Outside of the most high-profile race of Tuesday night in the Columbus area of Ohio, voters went to the polls in four other states, selecting congressional and Senate candidates in some closely watched races, as well as gubernatorial contenders.
And the one consistent trend of the year continued for the Democratic Party: the selection of female candidates in scores of races. Women have been winning primaries on the Democratic side in great numbers throughout the cycle, and on Tuesday, voters selected two more female candidates for gubernatorial elections. That brings the total nominee count to eight on the Democratic side, and three on the Republican side as well, with many having the opportunity to make history in November. The prior record was 10 in 1994.
In Kansas, state Sen. Laura Kelly easily won her primary, capturing more than 50 percent of the vote. She will either face Secretary of State Kris Kobach or incumbent Republican Gov. Jeff Colyer, who were locked in a tight contest as of midnight on Tuesday.

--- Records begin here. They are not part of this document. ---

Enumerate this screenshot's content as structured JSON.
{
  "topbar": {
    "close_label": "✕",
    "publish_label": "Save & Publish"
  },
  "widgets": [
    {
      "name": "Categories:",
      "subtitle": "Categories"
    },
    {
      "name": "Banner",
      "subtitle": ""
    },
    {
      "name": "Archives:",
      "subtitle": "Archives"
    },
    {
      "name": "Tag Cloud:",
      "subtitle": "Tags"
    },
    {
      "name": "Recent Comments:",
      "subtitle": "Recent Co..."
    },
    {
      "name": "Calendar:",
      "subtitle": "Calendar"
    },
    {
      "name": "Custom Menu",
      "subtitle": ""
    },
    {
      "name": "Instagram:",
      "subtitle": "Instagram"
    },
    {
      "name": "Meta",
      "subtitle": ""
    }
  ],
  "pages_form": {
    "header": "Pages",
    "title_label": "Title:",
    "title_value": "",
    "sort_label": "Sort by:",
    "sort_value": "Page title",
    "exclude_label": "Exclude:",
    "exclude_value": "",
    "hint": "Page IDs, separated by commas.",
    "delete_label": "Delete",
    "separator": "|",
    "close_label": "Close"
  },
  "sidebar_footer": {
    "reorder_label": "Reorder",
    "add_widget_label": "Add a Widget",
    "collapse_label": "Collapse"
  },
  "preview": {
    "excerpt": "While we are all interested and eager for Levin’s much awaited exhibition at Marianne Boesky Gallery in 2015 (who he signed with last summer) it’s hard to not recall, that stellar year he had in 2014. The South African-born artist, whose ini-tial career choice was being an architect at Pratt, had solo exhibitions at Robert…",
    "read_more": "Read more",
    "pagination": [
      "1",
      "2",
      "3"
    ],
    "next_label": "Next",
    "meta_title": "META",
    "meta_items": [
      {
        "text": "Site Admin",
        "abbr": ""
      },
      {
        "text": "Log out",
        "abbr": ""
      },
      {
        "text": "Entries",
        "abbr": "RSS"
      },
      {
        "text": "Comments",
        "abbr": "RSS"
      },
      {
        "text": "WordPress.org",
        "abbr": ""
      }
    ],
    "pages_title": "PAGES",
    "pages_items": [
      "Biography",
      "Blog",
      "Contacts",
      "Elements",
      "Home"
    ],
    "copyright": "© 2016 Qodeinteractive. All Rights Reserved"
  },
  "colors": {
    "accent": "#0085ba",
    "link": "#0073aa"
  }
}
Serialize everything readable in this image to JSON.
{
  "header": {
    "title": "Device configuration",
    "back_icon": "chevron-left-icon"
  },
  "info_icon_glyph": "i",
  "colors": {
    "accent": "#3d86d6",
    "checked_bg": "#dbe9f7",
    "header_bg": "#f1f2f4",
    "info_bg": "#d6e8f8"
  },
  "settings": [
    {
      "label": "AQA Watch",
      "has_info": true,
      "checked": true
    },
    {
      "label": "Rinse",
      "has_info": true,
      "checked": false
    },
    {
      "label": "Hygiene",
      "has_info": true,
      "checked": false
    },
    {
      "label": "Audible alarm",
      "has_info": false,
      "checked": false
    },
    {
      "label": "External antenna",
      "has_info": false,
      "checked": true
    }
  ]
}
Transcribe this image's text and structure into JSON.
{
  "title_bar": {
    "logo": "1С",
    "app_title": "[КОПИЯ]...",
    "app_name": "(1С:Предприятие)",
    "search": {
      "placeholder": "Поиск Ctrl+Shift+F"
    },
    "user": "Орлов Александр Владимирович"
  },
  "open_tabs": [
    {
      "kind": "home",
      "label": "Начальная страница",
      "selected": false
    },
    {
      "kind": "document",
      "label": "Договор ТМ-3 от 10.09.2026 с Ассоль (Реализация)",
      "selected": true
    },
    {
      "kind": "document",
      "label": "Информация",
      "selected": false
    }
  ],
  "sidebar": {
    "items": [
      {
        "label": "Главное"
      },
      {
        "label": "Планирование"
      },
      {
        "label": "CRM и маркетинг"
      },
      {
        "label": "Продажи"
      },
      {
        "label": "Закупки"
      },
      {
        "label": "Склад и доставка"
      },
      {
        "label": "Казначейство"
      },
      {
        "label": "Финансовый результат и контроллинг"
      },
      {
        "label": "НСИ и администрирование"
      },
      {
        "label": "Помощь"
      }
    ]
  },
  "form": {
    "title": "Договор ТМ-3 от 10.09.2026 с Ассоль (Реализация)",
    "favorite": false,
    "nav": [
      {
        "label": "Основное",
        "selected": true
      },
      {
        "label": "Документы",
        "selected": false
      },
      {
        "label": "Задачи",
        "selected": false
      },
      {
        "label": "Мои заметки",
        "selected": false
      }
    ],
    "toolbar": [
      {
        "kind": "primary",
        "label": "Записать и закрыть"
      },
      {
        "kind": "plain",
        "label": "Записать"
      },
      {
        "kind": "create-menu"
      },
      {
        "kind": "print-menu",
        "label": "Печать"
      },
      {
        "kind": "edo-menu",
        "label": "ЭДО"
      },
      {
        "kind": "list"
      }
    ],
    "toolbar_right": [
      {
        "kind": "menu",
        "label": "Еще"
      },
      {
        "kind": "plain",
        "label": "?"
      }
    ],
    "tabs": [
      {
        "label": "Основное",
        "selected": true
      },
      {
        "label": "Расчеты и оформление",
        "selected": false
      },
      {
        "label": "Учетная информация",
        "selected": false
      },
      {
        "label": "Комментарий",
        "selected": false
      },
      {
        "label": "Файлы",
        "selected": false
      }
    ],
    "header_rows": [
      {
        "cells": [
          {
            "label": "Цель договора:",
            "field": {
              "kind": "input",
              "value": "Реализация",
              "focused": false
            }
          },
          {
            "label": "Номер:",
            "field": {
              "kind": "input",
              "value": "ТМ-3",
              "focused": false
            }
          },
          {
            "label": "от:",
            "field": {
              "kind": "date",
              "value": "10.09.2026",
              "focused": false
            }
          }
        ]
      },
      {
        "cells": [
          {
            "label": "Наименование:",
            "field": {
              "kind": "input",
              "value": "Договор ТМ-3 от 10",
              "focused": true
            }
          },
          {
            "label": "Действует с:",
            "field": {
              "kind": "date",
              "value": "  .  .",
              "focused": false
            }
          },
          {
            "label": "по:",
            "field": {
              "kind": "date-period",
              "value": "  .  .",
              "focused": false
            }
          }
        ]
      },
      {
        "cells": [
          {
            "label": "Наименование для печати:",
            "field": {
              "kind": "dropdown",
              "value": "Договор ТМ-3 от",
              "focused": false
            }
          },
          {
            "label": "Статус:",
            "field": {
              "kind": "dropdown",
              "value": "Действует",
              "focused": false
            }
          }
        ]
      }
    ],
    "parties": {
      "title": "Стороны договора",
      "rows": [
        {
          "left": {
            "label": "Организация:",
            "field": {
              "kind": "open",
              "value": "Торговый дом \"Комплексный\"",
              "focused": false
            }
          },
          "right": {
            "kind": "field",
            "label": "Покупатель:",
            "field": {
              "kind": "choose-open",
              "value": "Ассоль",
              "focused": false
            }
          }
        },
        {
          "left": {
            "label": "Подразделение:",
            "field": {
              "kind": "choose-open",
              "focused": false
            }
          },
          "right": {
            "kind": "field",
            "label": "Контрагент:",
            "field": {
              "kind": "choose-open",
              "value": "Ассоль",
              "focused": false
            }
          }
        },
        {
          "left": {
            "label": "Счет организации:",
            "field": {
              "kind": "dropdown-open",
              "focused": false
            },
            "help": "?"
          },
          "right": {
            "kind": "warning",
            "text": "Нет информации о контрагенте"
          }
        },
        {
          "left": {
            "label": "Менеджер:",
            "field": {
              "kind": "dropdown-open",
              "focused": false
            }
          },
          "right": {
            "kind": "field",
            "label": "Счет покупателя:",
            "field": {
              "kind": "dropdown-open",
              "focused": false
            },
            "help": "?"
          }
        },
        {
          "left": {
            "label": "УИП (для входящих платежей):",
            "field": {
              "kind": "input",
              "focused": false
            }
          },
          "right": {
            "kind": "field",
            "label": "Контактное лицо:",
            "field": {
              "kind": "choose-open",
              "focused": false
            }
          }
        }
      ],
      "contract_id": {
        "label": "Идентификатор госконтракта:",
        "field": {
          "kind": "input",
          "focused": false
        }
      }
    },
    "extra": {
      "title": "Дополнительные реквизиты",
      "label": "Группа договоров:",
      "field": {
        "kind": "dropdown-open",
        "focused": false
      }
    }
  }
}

Kobach’s surge followed a late tweet endorsement from President Trump, who had reportedly been asked to remain out of the race, out of fear that a Kobach win could help amp up Democrats already energized by the tenure of former Republican governor Sam Brownback.
Kobach, known to most national audiences as a driving force behind the short-lived Commission on Election Integrity, which sought to validate the president’s claims of voter fraud, catapulted to the top of the primary heap with hardline immigration views and a history of attempted voter suppression in his own state.
In Michigan, part of the so-called Democratic blue wall that infamously cracked narrowly in Trump’s favor in 2016, Democrats selected former state senator Gretchen Whitmer as their nominee. She beat out a challenge from Shri Thanedar, the owner of a chemical testing lab in Ann Arbor who spent a lot of his own money on the race and was viewed with deep skepticism by some progressives. The third man in the primary was Abdul El-Sayed, the Muslim-American former executive director of the Detroit Health Department, who ran on a platform of Medicare for All and zero PAC donations, among other broad leftist platforms. He was endorsed by Sen. Bernie Sanders (I-VT) and New York Democratic congressional candidate Alexandria Ocasio-Cortez, and surged into second place in the vote.
Whitmer will face the Trump-endorsed Attorney General Bill Schuette in the general election.
In a Senate race once seen as potentially competitive, incumbent Sen. Debbie Stabenow (D-MI) is now seen as a heavy favorite against GOP nominee John James, an Iraq War veteran who was backed by Trump.
Whitmer and Kelly join Stacey Abrams, a former State House leader and Georgia gubernatorial candidate; Paulette Jordan, Idaho’s Democratic gubernatorial candidate; and Lupe Valdez, the Democratic gubernatorial candidate in Texas, among other women running nationwide.